Sunday around bedtime I received a Facebook post from friend Jon Anderson. His dad, Jarvis Anderson, had been honored with a Lifetime Achievement Award by the Rochester Amateur Sports Commission for 49 years of teaching and coaching baseball to thousands of kids and young adults in and around Plainview, MN. I was one of those kids. Starting as a 7-year-old in T-ball in the summer of ’68, through 12 springs and summers of Peewees, Midgets, high school and American Legion baseball, there was one constant…a single coach and teacher, Jarvis Anderson. I doubt there’s any kid anywhere who has played 12 years of baseball for a single coach, except of course the hundreds of Plainview kids over nearly five decades who all learned the game from Jarvis.
I was on many teams with outstanding players, and we won more than we lost. Jon Marshman made hitting, running and playing shortstop look effortless. Mark Bodurtha showed me you win as many games with your head as you do your arms and legs. Twins Bill and Bruce Kruger grew up maybe 200 yards from the ball field. They could run, hit, field and throw with the best, but were even better leaders. David Arnett brought style, sass and speed. Ed Jacobs brought heart. And Brent Wohlers was simply the best athlete and competitor I ever played with. There were also guys like my best buddy Jerry Anderson, Steve Mueller, Roger Timm, and me, who had more moxy than skills. There were many more, too many to name, but what we ALL had in common was knowledge of the game of baseball. Regardless of skill level, we and countless players over 49 years all learned to play the game the “right way” from one man, Jarvis Anderson.
I was a minimally talented member of Jarvis’ 1978 PHS State Champions. We were a long-haired, high energy and rebellious bunch, and I think we tested his patience and tolerance more than we should have. I suspect both we and he were going through a lot of changes that year, and not necessarily in the same direction. However, we found common ground and pulled it together. The summer of ’79 we had another kind of team all together. We had one real player (Dan Moore, a splendid athlete from Elgin), some scrappers playing our last months of organized ball, and a bunch of kids not old enough to shave. We lost a lot, and often big. But we kept digging, and somehow caught fire in the tournament upsetting teams a lot better than us, and winning our Sub District playing Jarvis’ brand of “small ball”.

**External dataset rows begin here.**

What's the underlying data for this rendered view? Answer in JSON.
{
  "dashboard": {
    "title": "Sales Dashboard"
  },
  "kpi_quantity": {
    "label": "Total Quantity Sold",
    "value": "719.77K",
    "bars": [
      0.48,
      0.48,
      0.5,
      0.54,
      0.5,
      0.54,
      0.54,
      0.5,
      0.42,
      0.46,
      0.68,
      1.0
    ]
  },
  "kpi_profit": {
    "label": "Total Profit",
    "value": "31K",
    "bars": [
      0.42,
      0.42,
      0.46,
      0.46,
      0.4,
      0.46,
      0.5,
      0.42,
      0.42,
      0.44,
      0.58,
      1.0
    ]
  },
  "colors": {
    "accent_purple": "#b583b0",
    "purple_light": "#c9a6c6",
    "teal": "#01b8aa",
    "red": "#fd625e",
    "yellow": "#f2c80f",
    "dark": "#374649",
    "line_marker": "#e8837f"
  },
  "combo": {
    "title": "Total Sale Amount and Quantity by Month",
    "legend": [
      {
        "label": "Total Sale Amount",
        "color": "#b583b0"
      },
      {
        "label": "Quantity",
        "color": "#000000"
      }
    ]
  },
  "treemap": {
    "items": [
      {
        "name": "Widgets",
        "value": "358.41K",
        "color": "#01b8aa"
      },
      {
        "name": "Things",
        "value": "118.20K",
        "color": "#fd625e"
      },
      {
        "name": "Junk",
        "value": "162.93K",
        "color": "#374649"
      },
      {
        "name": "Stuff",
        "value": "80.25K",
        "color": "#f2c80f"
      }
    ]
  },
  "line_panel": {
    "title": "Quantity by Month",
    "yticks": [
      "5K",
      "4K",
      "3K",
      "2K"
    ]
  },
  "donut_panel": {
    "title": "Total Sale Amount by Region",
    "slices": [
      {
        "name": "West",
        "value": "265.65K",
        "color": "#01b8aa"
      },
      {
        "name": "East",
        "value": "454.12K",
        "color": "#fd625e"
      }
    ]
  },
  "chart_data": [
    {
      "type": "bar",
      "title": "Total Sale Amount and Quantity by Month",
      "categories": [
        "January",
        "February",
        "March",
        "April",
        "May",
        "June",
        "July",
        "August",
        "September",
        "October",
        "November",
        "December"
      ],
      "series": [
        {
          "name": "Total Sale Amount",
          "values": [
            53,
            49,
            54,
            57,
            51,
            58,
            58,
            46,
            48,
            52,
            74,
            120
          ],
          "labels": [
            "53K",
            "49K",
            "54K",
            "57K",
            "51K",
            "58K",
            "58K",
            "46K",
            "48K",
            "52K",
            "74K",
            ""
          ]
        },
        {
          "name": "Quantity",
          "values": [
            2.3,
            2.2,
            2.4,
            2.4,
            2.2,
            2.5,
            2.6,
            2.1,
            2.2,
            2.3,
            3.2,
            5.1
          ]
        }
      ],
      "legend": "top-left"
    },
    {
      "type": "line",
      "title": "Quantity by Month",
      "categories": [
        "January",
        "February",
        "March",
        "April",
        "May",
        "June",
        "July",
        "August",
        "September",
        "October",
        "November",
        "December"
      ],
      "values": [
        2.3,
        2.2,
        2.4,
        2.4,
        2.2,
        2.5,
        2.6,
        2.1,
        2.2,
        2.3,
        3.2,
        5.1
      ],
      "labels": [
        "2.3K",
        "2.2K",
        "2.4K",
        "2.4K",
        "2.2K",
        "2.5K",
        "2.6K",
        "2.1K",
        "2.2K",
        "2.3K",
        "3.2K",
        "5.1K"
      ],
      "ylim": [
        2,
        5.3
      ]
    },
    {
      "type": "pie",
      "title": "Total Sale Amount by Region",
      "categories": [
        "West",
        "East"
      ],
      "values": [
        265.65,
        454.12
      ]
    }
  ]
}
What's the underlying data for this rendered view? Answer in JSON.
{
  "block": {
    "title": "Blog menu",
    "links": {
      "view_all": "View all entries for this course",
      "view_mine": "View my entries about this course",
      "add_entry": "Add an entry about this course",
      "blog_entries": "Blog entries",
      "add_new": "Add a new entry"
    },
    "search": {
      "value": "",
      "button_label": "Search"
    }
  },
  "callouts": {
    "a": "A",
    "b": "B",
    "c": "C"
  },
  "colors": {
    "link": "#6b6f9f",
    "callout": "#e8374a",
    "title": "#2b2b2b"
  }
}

There were other teams before and after my meager tenure that won more than they lost. Through it all was one guy who taught us all how to play the game the right way, and along the way how to play life the right way. All those great players, and the many not-so-great players like me, owe Jarvis a lot. None of us ended up perfect, but we won more than we lost.